[WHAT IS EXPECTED] Which lines of the records below contain the word "name"? Copy each of them out.

-------- MATERIAL PROVIDED

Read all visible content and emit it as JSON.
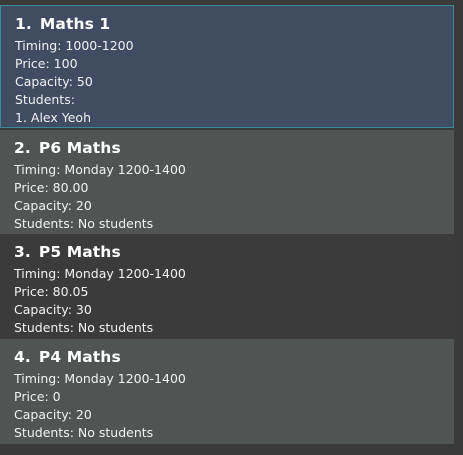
{
  "classes": [
    {
      "index": "1.",
      "name": "Maths 1",
      "timing": "Timing: 1000-1200",
      "price": "Price: 100",
      "capacity": "Capacity: 50",
      "students": "Students:",
      "student_list": [
        "1.  Alex Yeoh"
      ]
    },
    {
      "index": "2.",
      "name": "P6 Maths",
      "timing": "Timing: Monday 1200-1400",
      "price": "Price: 80.00",
      "capacity": "Capacity: 20",
      "students": "Students: No students"
    },
    {
      "index": "3.",
      "name": "P5 Maths",
      "timing": "Timing: Monday 1200-1400",
      "price": "Price: 80.05",
      "capacity": "Capacity: 30",
      "students": "Students: No students"
    },
    {
      "index": "4.",
      "name": "P4 Maths",
      "timing": "Timing: Monday 1200-1400",
      "price": "Price: 0",
      "capacity": "Capacity: 20",
      "students": "Students: No students"
    }
  ],
  "colors": {
    "selected_bg": "#3f4c61",
    "selected_border": "#3c8a9a",
    "light_bg": "#505554",
    "dark_bg": "#3b3b3b",
    "text": "#ffffff"
  }
}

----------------

[REPLY]
      "name": "Maths 1",
      "name": "P6 Maths",
      "name": "P5 Maths",
      "name": "P4 Maths",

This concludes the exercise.